::: Task inputs :::
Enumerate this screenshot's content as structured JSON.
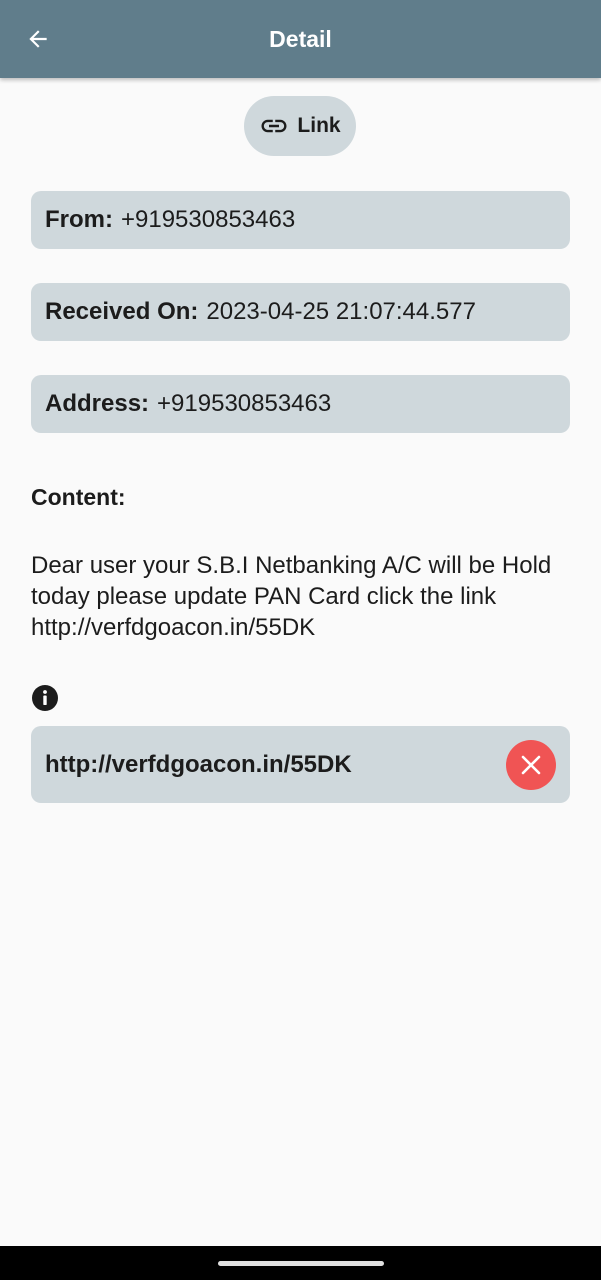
{
  "appbar": {
    "title": "Detail",
    "back_icon": "arrow-left-icon"
  },
  "link_chip": {
    "label": "Link",
    "icon": "link-icon"
  },
  "fields": {
    "from": {
      "label": "From:",
      "value": "+919530853463"
    },
    "received": {
      "label": "Received On:",
      "value": "2023-04-25 21:07:44.577"
    },
    "address": {
      "label": "Address:",
      "value": "+919530853463"
    }
  },
  "content": {
    "label": "Content:",
    "text": "Dear user your S.B.I Netbanking A/C will be Hold today please update PAN Card click the link http://verfdgoacon.in/55DK"
  },
  "info_icon": "info-icon",
  "url_card": {
    "url": "http://verfdgoacon.in/55DK",
    "close_icon": "close-icon"
  },
  "colors": {
    "appbar": "#607d8b",
    "card": "#cfd8dc",
    "background": "#fafafa",
    "danger": "#f05454"
  }
}
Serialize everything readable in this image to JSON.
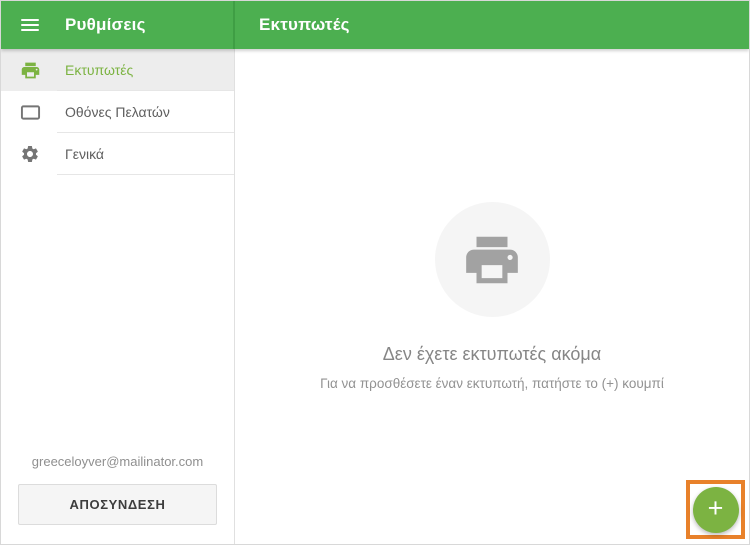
{
  "header": {
    "sidebar_title": "Ρυθμίσεις",
    "main_title": "Εκτυπωτές"
  },
  "sidebar": {
    "items": [
      {
        "label": "Εκτυπωτές",
        "icon": "printer-icon",
        "selected": true
      },
      {
        "label": "Οθόνες Πελατών",
        "icon": "display-icon",
        "selected": false
      },
      {
        "label": "Γενικά",
        "icon": "gear-icon",
        "selected": false
      }
    ],
    "account_email": "greeceloyver@mailinator.com",
    "logout_label": "ΑΠΟΣΥΝΔΕΣΗ"
  },
  "main": {
    "empty_state": {
      "icon": "printer-icon",
      "title": "Δεν έχετε εκτυπωτές ακόμα",
      "subtitle": "Για να προσθέσετε έναν εκτυπωτή, πατήστε το (+) κουμπί"
    },
    "fab": {
      "label": "+"
    }
  },
  "colors": {
    "header_green": "#4caf50",
    "accent_green": "#7cb342",
    "annotation_orange": "#e8812a",
    "selected_item_bg": "#ededed"
  }
}
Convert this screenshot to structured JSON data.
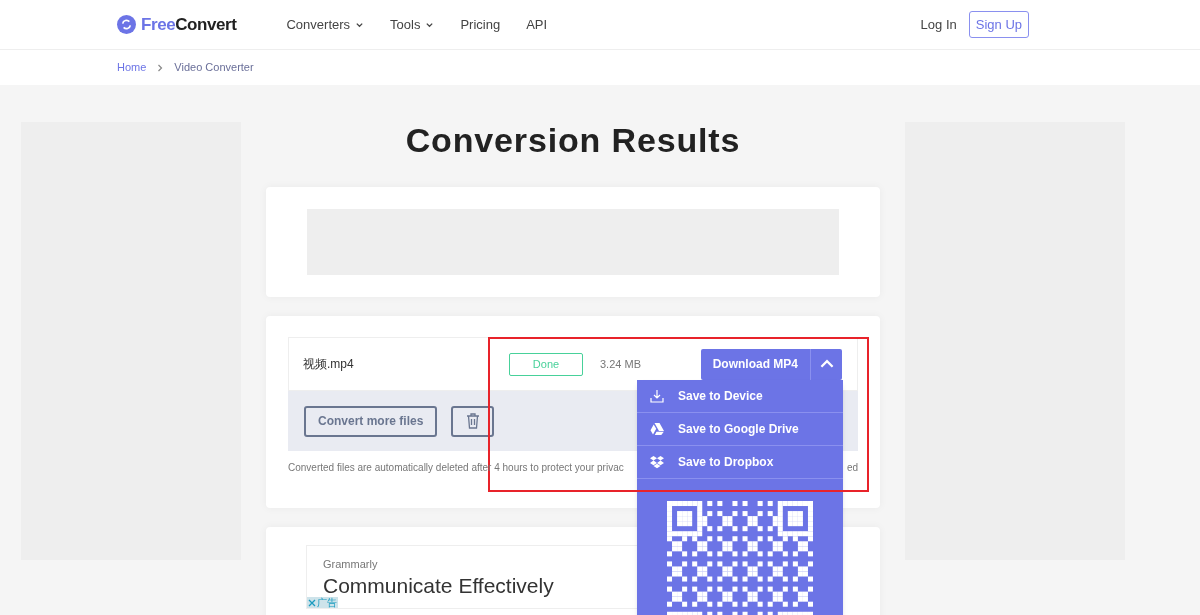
{
  "header": {
    "logo": {
      "first": "Free",
      "second": "Convert"
    },
    "nav": [
      {
        "label": "Converters",
        "has_menu": true
      },
      {
        "label": "Tools",
        "has_menu": true
      },
      {
        "label": "Pricing",
        "has_menu": false
      },
      {
        "label": "API",
        "has_menu": false
      }
    ],
    "login": "Log In",
    "signup": "Sign Up"
  },
  "breadcrumb": [
    "Home",
    "Video Converter"
  ],
  "title": "Conversion Results",
  "file": {
    "name": "视频.mp4",
    "status": "Done",
    "size": "3.24 MB",
    "download": "Download MP4",
    "menu_expanded": true
  },
  "actions": {
    "convert_more": "Convert more files"
  },
  "note": {
    "visible_start": "Converted files are automatically deleted after 4 hours to protect your privac",
    "visible_end": "ed"
  },
  "download_menu": [
    {
      "kind": "device",
      "label": "Save to Device"
    },
    {
      "kind": "drive",
      "label": "Save to Google Drive"
    },
    {
      "kind": "dropbox",
      "label": "Save to Dropbox"
    }
  ],
  "ad": {
    "brand": "Grammarly",
    "headline": "Communicate Effectively",
    "label": "广告"
  }
}
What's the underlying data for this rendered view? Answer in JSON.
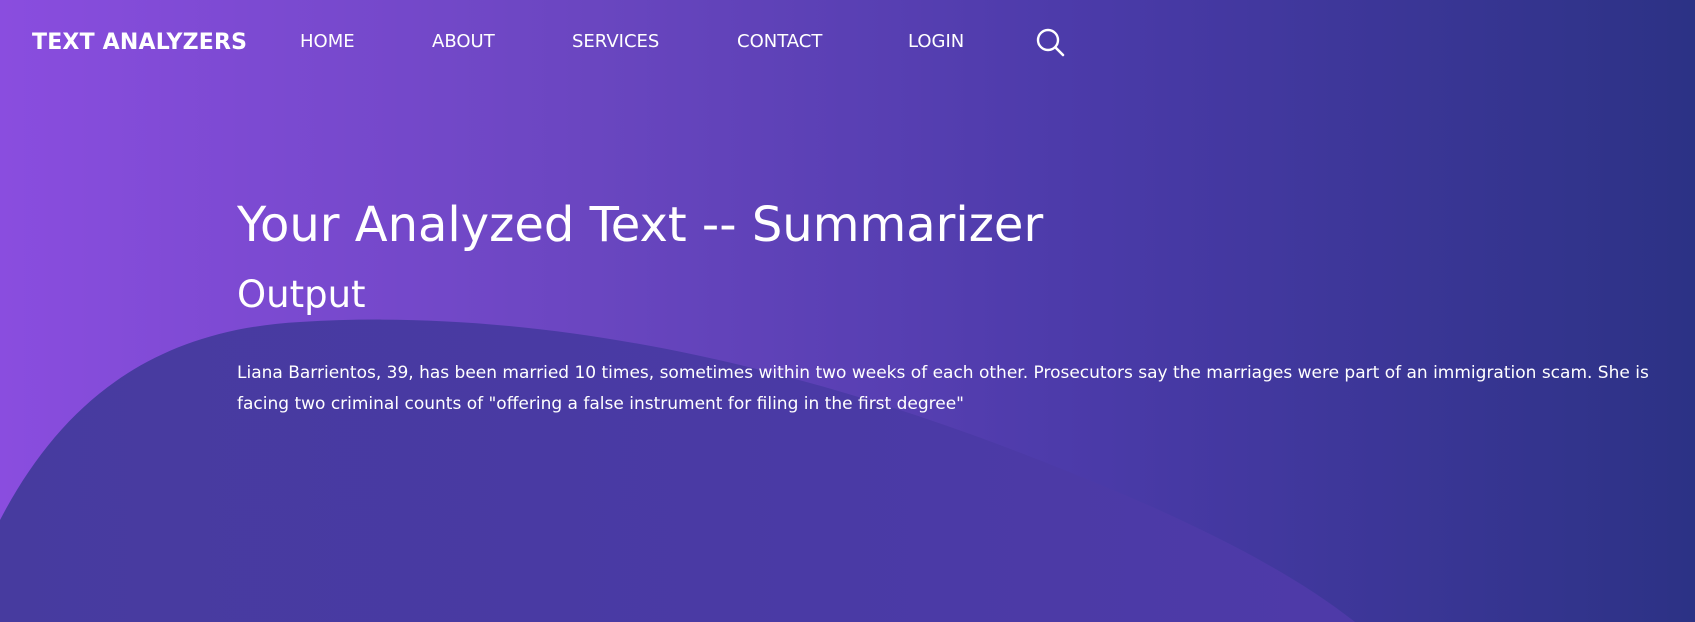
{
  "header": {
    "brand": "TEXT ANALYZERS",
    "nav": [
      {
        "label": "HOME"
      },
      {
        "label": "ABOUT"
      },
      {
        "label": "SERVICES"
      },
      {
        "label": "CONTACT"
      },
      {
        "label": "LOGIN"
      }
    ],
    "search_icon": "search-icon"
  },
  "main": {
    "title": "Your Analyzed Text -- Summarizer",
    "section_title": "Output",
    "output_text": "Liana Barrientos, 39, has been married 10 times, sometimes within two weeks of each other. Prosecutors say the marriages were part of an immigration scam. She is facing two criminal counts of \"offering a false instrument for filing in the first degree\""
  },
  "colors": {
    "gradient_start": "#8a4ddf",
    "gradient_end": "#2c3285",
    "wave": "#46399f",
    "text": "#ffffff"
  }
}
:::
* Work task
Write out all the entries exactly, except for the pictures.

* Solution below
Enumerate this screenshot's content as structured JSON.
{
  "appbar": {
    "title": "Detail",
    "back_icon": "arrow-left-icon"
  },
  "link_chip": {
    "label": "Link",
    "icon": "link-icon"
  },
  "fields": {
    "from": {
      "label": "From:",
      "value": "+919530853463"
    },
    "received": {
      "label": "Received On:",
      "value": "2023-04-25 21:07:44.577"
    },
    "address": {
      "label": "Address:",
      "value": "+919530853463"
    }
  },
  "content": {
    "label": "Content:",
    "text": "Dear user your S.B.I Netbanking A/C will be Hold today please update PAN Card click the link http://verfdgoacon.in/55DK"
  },
  "info_icon": "info-icon",
  "url_card": {
    "url": "http://verfdgoacon.in/55DK",
    "close_icon": "close-icon"
  },
  "colors": {
    "appbar": "#607d8b",
    "card": "#cfd8dc",
    "background": "#fafafa",
    "danger": "#f05454"
  }
}
Serialize everything readable in this image to JSON.
{
  "header": {
    "sidebar_title": "Ρυθμίσεις",
    "main_title": "Εκτυπωτές"
  },
  "sidebar": {
    "items": [
      {
        "label": "Εκτυπωτές",
        "icon": "printer-icon",
        "selected": true
      },
      {
        "label": "Οθόνες Πελατών",
        "icon": "display-icon",
        "selected": false
      },
      {
        "label": "Γενικά",
        "icon": "gear-icon",
        "selected": false
      }
    ],
    "account_email": "greeceloyver@mailinator.com",
    "logout_label": "ΑΠΟΣΥΝΔΕΣΗ"
  },
  "main": {
    "empty_state": {
      "icon": "printer-icon",
      "title": "Δεν έχετε εκτυπωτές ακόμα",
      "subtitle": "Για να προσθέσετε έναν εκτυπωτή, πατήστε το (+) κουμπί"
    },
    "fab": {
      "label": "+"
    }
  },
  "colors": {
    "header_green": "#4caf50",
    "accent_green": "#7cb342",
    "annotation_orange": "#e8812a",
    "selected_item_bg": "#ededed"
  }
}
Convert this screenshot to structured JSON data.
{
  "header": {
    "logo": {
      "first": "Free",
      "second": "Convert"
    },
    "nav": [
      {
        "label": "Converters",
        "has_menu": true
      },
      {
        "label": "Tools",
        "has_menu": true
      },
      {
        "label": "Pricing",
        "has_menu": false
      },
      {
        "label": "API",
        "has_menu": false
      }
    ],
    "login": "Log In",
    "signup": "Sign Up"
  },
  "breadcrumb": [
    "Home",
    "Video Converter"
  ],
  "title": "Conversion Results",
  "file": {
    "name": "视频.mp4",
    "status": "Done",
    "size": "3.24 MB",
    "download": "Download MP4",
    "menu_expanded": true
  },
  "actions": {
    "convert_more": "Convert more files"
  },
  "note": {
    "visible_start": "Converted files are automatically deleted after 4 hours to protect your privac",
    "visible_end": "ed"
  },
  "download_menu": [
    {
      "kind": "device",
      "label": "Save to Device"
    },
    {
      "kind": "drive",
      "label": "Save to Google Drive"
    },
    {
      "kind": "dropbox",
      "label": "Save to Dropbox"
    }
  ],
  "ad": {
    "brand": "Grammarly",
    "headline": "Communicate Effectively",
    "label": "广告"
  }
}
What's the underlying data for this rendered view? Answer in JSON.
{
  "header": {
    "brand": "TEXT ANALYZERS",
    "nav": [
      {
        "label": "HOME"
      },
      {
        "label": "ABOUT"
      },
      {
        "label": "SERVICES"
      },
      {
        "label": "CONTACT"
      },
      {
        "label": "LOGIN"
      }
    ],
    "search_icon": "search-icon"
  },
  "main": {
    "title": "Your Analyzed Text -- Summarizer",
    "section_title": "Output",
    "output_text": "Liana Barrientos, 39, has been married 10 times, sometimes within two weeks of each other. Prosecutors say the marriages were part of an immigration scam. She is facing two criminal counts of \"offering a false instrument for filing in the first degree\""
  },
  "colors": {
    "gradient_start": "#8a4ddf",
    "gradient_end": "#2c3285",
    "wave": "#46399f",
    "text": "#ffffff"
  }
}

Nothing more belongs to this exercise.